Movies and Advertising to Kids at SchoolMadeline Holler
Morgan Spurlock’s latest movie premiered at Sundance this week, and it has gotten quite a bit of buzz. The “Super Size Me” director, famous for eating at McDonald’s three times a day for a month, turns his camera on the movie industry and its growing reliance on product placement to get movies made.
Spurlock admits it was a stroke of genius to not only expose the practice of product placement but to also use it to finance “The Greatest Movie Ever Sold.” He got 15 companies to pony up $1.5 million dollars. In exchange — it gets kind of meta here — he enables them to market their products and integrate brands into the film about corporate marketing, product placement and brand integration.
But what really makes “The Greatest Movie Ever Told” a must-see is Spurlock’s attention to advertising to kids.
I haven’t seen the movie — I don’t know if he takes on Happy Meal toys. But, according to Reuters, the funny movie strikes a serious note when his film about movies and advertising goes after corporations selling out kids as a way of paying for schools. Public schools.
“What will really take people back is the way advertising is starting to infiltrate the education system,” Spurlock said. “To make ends meet they are starting to sell advertising in schools…they are marketing to your kids in a classroom.”
Advertising to children is largely unregulated. Public schools all across the country are sorely underfunded. The second-largest school district in the nation — the Los Angeles Unified School District — recently agreed to look into allowing more advertising and selling naming rights in its various schools.
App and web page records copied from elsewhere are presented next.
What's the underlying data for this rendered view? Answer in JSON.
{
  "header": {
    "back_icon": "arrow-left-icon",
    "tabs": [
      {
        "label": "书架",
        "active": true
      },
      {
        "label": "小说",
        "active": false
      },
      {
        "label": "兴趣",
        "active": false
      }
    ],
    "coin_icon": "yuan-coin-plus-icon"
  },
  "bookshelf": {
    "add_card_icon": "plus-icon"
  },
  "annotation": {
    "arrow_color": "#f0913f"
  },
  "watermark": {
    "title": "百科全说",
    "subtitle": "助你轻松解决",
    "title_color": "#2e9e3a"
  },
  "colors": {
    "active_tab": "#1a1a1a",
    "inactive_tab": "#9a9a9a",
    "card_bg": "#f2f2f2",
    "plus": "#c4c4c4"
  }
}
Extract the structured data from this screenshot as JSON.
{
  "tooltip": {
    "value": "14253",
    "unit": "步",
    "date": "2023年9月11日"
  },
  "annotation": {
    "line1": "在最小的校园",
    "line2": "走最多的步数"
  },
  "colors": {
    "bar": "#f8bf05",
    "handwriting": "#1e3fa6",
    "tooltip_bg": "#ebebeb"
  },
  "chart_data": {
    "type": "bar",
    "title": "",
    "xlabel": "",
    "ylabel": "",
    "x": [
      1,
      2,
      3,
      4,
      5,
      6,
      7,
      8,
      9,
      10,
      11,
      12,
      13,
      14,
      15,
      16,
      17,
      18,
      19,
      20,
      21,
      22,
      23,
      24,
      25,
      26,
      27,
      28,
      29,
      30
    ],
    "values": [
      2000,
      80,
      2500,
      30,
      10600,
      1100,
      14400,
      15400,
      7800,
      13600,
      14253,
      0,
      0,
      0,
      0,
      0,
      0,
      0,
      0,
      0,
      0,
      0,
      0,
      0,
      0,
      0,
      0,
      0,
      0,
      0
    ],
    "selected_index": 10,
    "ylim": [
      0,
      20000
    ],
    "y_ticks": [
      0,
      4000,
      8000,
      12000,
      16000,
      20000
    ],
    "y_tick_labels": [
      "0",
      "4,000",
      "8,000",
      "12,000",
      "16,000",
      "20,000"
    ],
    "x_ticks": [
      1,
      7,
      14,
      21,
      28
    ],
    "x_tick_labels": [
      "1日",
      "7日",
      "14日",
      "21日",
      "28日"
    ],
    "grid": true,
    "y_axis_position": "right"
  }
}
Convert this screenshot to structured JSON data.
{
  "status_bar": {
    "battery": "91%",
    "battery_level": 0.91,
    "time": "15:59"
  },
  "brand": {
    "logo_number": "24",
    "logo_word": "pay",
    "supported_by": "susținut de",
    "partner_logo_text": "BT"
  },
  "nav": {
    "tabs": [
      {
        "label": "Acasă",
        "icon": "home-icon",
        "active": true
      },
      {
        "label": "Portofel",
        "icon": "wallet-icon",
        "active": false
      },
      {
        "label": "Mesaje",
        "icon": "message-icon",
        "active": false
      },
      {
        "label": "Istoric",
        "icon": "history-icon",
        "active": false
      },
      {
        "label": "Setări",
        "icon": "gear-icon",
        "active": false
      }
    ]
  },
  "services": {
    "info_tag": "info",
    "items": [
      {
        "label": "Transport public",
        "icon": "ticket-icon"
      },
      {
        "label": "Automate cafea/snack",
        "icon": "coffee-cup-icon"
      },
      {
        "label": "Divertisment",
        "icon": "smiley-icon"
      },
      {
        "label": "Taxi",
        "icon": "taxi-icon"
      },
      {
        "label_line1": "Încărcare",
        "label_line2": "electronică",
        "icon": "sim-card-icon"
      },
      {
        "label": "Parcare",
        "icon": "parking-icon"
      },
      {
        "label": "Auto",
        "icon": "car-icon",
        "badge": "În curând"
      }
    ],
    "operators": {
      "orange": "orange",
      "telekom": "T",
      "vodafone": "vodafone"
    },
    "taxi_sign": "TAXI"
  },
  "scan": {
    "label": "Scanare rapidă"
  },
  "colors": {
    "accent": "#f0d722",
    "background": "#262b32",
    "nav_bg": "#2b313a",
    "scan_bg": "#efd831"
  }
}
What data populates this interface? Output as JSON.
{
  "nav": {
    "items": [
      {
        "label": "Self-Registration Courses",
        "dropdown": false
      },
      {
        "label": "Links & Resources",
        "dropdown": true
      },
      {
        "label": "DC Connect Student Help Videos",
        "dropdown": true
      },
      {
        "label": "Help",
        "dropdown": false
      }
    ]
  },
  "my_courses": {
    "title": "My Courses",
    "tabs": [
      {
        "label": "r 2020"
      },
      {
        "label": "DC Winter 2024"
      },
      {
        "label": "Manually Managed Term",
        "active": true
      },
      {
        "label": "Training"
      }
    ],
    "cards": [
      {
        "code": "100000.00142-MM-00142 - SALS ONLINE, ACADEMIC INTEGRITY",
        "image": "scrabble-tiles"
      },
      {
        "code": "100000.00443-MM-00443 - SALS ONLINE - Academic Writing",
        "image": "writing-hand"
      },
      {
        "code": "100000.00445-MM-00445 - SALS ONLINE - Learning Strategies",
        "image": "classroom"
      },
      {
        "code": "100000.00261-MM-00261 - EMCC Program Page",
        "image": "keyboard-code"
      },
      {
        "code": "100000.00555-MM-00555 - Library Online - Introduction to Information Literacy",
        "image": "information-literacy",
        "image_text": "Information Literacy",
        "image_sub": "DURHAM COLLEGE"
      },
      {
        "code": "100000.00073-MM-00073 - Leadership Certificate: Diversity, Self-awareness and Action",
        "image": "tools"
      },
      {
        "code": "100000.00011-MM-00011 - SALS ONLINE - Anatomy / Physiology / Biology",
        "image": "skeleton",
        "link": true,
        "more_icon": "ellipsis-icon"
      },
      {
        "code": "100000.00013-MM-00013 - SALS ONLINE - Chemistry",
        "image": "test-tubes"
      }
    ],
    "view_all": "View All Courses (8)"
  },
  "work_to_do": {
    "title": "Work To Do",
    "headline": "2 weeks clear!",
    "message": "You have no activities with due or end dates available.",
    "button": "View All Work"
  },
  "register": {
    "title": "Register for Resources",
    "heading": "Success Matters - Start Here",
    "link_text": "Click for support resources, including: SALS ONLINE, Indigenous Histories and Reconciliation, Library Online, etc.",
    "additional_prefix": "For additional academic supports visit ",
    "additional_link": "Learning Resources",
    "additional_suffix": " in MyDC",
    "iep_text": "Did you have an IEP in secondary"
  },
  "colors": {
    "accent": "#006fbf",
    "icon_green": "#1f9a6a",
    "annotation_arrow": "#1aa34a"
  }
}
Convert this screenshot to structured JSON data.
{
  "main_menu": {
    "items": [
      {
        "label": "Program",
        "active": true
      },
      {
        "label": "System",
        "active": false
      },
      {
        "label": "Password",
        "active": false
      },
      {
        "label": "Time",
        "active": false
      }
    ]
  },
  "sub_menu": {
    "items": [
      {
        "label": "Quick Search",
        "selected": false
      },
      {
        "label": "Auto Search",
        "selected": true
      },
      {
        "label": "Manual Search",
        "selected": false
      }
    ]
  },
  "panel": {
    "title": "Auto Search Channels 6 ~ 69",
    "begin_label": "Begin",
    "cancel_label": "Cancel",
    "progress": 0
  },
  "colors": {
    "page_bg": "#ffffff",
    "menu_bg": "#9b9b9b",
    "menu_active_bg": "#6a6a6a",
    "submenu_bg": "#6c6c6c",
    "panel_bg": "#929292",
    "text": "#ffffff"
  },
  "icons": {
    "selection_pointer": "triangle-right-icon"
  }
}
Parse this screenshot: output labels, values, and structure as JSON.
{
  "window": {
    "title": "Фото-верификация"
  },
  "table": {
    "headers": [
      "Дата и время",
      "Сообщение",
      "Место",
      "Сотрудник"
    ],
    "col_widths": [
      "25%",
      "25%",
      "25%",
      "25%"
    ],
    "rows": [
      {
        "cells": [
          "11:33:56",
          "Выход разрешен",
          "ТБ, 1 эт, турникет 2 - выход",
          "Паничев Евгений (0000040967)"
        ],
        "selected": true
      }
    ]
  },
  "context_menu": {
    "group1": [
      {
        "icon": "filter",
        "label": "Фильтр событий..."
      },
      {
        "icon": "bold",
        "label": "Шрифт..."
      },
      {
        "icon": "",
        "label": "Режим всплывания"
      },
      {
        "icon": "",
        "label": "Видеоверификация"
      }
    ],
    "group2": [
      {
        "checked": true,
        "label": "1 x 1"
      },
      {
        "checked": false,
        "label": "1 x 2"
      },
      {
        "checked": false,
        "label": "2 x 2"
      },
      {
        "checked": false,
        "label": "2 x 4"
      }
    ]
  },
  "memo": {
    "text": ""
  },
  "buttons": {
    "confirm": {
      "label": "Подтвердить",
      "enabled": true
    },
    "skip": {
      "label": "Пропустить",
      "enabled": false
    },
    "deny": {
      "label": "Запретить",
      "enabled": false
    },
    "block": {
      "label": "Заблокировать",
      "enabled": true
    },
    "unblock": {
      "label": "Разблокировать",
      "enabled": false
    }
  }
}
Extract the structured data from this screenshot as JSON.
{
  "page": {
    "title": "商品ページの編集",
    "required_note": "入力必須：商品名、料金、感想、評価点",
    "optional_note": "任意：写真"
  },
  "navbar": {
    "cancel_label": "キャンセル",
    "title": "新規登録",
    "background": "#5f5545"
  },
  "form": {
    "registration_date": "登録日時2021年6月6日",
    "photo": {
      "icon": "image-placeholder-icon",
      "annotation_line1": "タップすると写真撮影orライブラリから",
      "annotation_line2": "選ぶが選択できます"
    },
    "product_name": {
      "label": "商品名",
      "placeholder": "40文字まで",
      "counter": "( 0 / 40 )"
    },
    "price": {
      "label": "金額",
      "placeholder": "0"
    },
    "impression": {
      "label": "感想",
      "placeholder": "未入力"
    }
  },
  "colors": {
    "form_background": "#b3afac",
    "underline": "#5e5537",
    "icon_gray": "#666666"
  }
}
Maybe a movie like Spurlock’s will shine a light on these practices, I don’t know. I wonder if he’ll revisit his old stomping grounds, McDonald’s, and take a look at the Happy Meal toy bans starting to happen there.